This project is based on ready-built cat night lights available on Amazon / eBay / AliExpress (and probably more). See also marble's BlinkenCat project on hackaday.io.
Blinkencats are sold in a variety of soft- and hardware configurations: Some use AA/AAA batteries, others have LiIon built-in; some come with an IR remote; some have proper RGB fading, others use hard transitions between RGB colors.
This page covers the variants with built-in LiIon battery. I have not yet worked with an AA/AAA based blinkencat.
- Unmarked "1200 mAh" 18650 LiIon battery with connectors soldered on, likely without protective circuitry

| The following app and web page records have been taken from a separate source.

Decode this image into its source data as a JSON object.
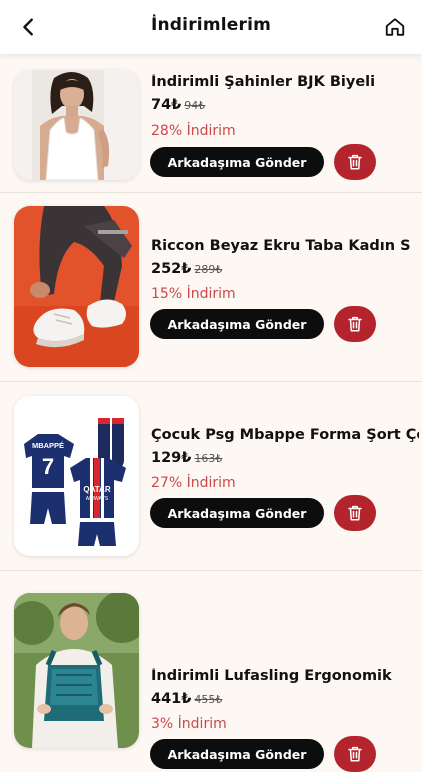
{
  "header": {
    "title": "İndirimlerim",
    "back_icon": "chevron-left-icon",
    "home_icon": "home-icon"
  },
  "items": [
    {
      "name": "İndirimli Şahinler BJK Biyeli",
      "price": "74₺",
      "old_price": "94₺",
      "discount": "28% İndirim",
      "send_label": "Arkadaşıma Gönder",
      "image": "woman-white-tank-top-photo"
    },
    {
      "name": "Riccon Beyaz Ekru Taba Kadın S",
      "price": "252₺",
      "old_price": "289₺",
      "discount": "15% İndirim",
      "send_label": "Arkadaşıma Gönder",
      "image": "white-sneakers-photo"
    },
    {
      "name": "Çocuk Psg Mbappe Forma Şort Ço",
      "price": "129₺",
      "old_price": "163₺",
      "discount": "27% İndirim",
      "send_label": "Arkadaşıma Gönder",
      "image": "psg-kit-photo",
      "jersey_text": {
        "name": "MBAPPÉ",
        "number": "7",
        "sponsor": "QATAR",
        "sponsor_sub": "AIRWAYS"
      }
    },
    {
      "name": "İndirimli Lufasling Ergonomik",
      "price": "441₺",
      "old_price": "455₺",
      "discount": "3% İndirim",
      "send_label": "Arkadaşıma Gönder",
      "image": "baby-carrier-photo"
    }
  ],
  "colors": {
    "accent_red": "#b3242c",
    "discount_red": "#c84a4a",
    "button_black": "#0d0d0d",
    "background": "#fdf8f3"
  }
}
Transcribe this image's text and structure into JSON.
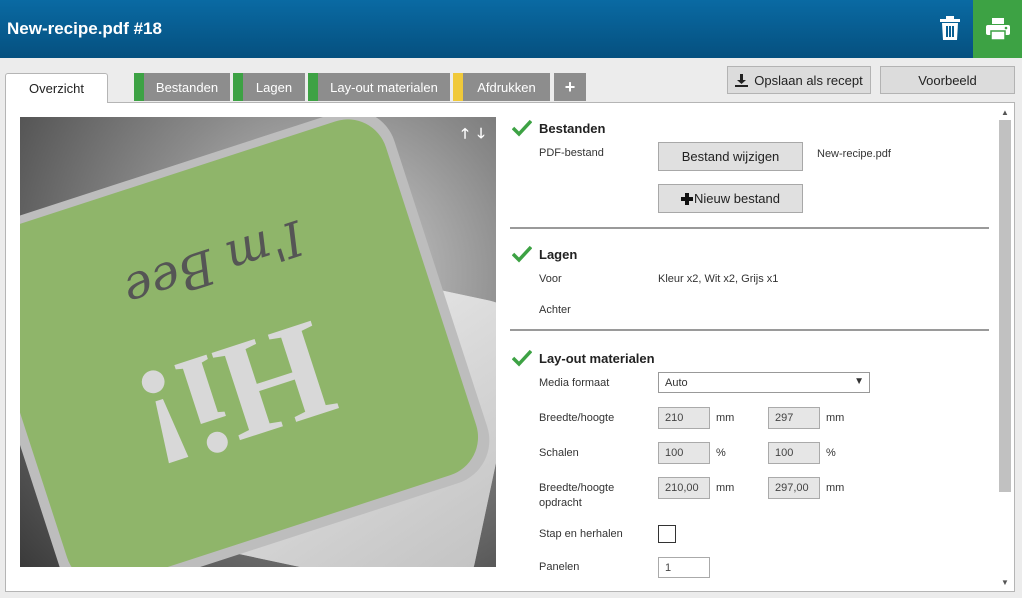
{
  "header": {
    "title": "New-recipe.pdf #18",
    "trash_icon": "trash-icon",
    "print_icon": "printer-icon"
  },
  "tabs": [
    {
      "label": "Overzicht",
      "active": true
    },
    {
      "label": "Bestanden",
      "marker_color": "#3da244"
    },
    {
      "label": "Lagen",
      "marker_color": "#3da244"
    },
    {
      "label": "Lay-out materialen",
      "marker_color": "#3da244"
    },
    {
      "label": "Afdrukken",
      "marker_color": "#f0c93a"
    },
    {
      "label": "+"
    }
  ],
  "toolbar": {
    "save_recipe": "Opslaan als recept",
    "preview": "Voorbeeld"
  },
  "preview": {
    "image": "Hi! I'm Bee label mockup",
    "arrow_up": "🡑",
    "arrow_down": "🡓"
  },
  "bestanden": {
    "title": "Bestanden",
    "pdf_label": "PDF-bestand",
    "change_button": "Bestand wijzigen",
    "filename": "New-recipe.pdf",
    "new_button": "Nieuw bestand"
  },
  "lagen": {
    "title": "Lagen",
    "front_label": "Voor",
    "front_value": "Kleur x2, Wit x2, Grijs x1",
    "back_label": "Achter"
  },
  "layout": {
    "title": "Lay-out materialen",
    "media_label": "Media formaat",
    "media_value": "Auto",
    "size_label": "Breedte/hoogte",
    "width": "210",
    "height": "297",
    "unit_mm": "mm",
    "scale_label": "Schalen",
    "scale_x": "100",
    "scale_y": "100",
    "unit_pct": "%",
    "job_size_label_1": "Breedte/hoogte",
    "job_size_label_2": "opdracht",
    "job_width": "210,00",
    "job_height": "297,00",
    "step_repeat_label": "Stap en herhalen",
    "panels_label": "Panelen",
    "panels_value": "1"
  }
}
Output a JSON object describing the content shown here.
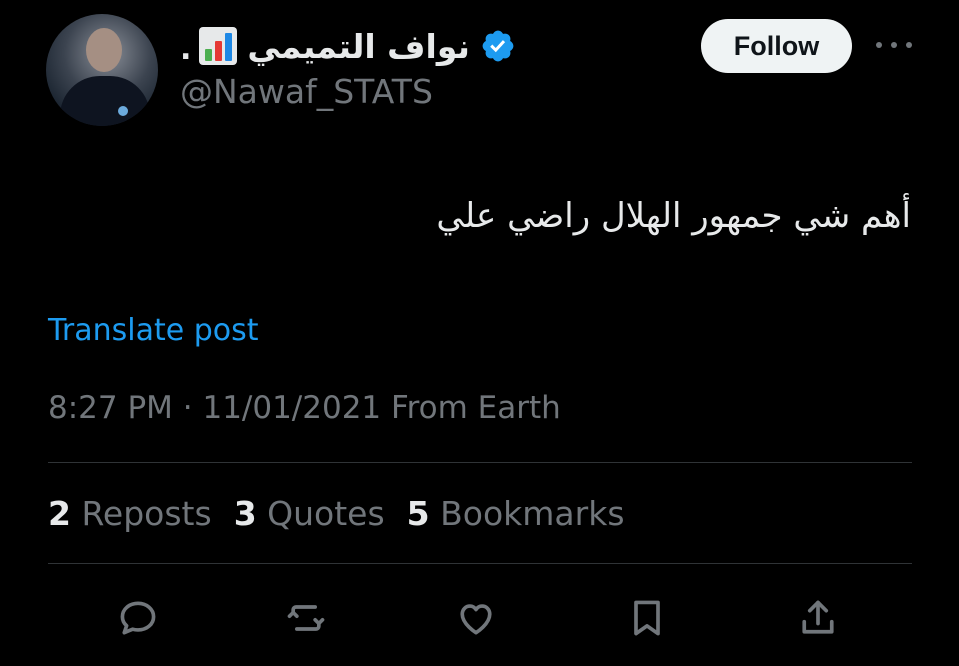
{
  "author": {
    "display_name": "نواف التميمي",
    "name_suffix": ".",
    "handle": "@Nawaf_STATS"
  },
  "follow_label": "Follow",
  "post": {
    "text": "أهم شي جمهور الهلال راضي علي",
    "translate_label": "Translate post",
    "meta": "8:27 PM · 11/01/2021 From Earth"
  },
  "stats": {
    "reposts_count": "2",
    "reposts_label": "Reposts",
    "quotes_count": "3",
    "quotes_label": "Quotes",
    "bookmarks_count": "5",
    "bookmarks_label": "Bookmarks"
  },
  "icons": {
    "verified": "verified-badge-icon",
    "stats_emoji": "bar-chart-icon",
    "reply": "reply-icon",
    "repost": "repost-icon",
    "like": "heart-icon",
    "bookmark": "bookmark-icon",
    "share": "share-icon",
    "more": "more-icon"
  },
  "colors": {
    "background": "#000000",
    "text": "#e7e9ea",
    "secondary": "#71767b",
    "accent": "#1d9bf0",
    "divider": "#2f3336"
  }
}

- TP4056 charge controller. It's specified for a fixed charge termination at 4.2V ± 1%
- 4x warm-white LED + 4x RGB LED
- Unmarked microcontroller
Battery and microUSB/button/LED PCB are housed beneath the main PCB. There is ample room for additions, e.g. a custom charge controller and/or a custom microcontroller. However, most 18650 battery holders are slightly too large for the cavern, so increasing the battery capacity is only trivial if you have a 18650 battery with connectors soldered on.
Microcontroller pinout (courtesy of marble, pin 1 is top left when rotating the board so that the microcontroller is at the bottom):
- 1: NC
- 2: Charge Status input
- 3: Piezo input
- 4: VCC
- 5: Warm White LED output
- 6: Button input
- 7: NC
- 8: Green LED output
- 9: Red LED output
- 10: Blue LED output
- 11: GND
- 12: Charge Status LED output
- 13: NC
- 14: NC
input board pinout (pin 1 is left when rotating the case so that the board is above the battery):
- 1: button contact A
- 2: button contact B, microUSB GND
- 3: LED VCC, microUSB VCC
- 4: LED GND. Note that there is no resistor on the input board
Blinkencat 1 (ATTiny2313 + stock board)
Bought in Oct 2017, PCB mark "ZL01R3". The original firmware had two modes: steady warm-white and color change (without fading and not following the RGB spectrum).
Following marble's BlinkenCat howto, I replaced its microcontroller with an ATTiny2313A and implemented various steady-color and RGB color fade modes. Idle current consumption is in the 10 µA range.
Blinkencat 2 (29C3 MiniMoodlight SMD)
Bought in Jan 2018, PCB mark "ZL01R3". The original firmware had two modes: steady warm-white and color change (without fading and not following the RGB spectrum).
I threw out the entire hardware and replaced it with a 29C3 MiniMoodlight SMD using an external USB connector.
Blinkencat 3 (ATMega328 + WS2812)
Bought in Jul 2019, PCB mark "ZL01R4". The device came with an IR remote and supported several steady-color and color-fade modes as well as a standby timer.
I removed the top PCB and replaced it with an Arduino Nano, TP4056 LiIon controller, and a WS2812 LED circle.
The Arduino Nano board consumes ~17mA even when powered down, probably due to its USB-TTL converter. There are hacks to fix this, but I did not perform them yet.
Battery runtime ranges from 1 to 6 hours depending on RGB mode.
Blinkencat 4 and 5 (stock)
Bought in Sep 2019, PCB marks "XSG139B3A 2018.8.22V2.1". The blinkencats have a redesigned PCB with significantly brighter warm-white LEDs and a diffusor. I have not modified them yet.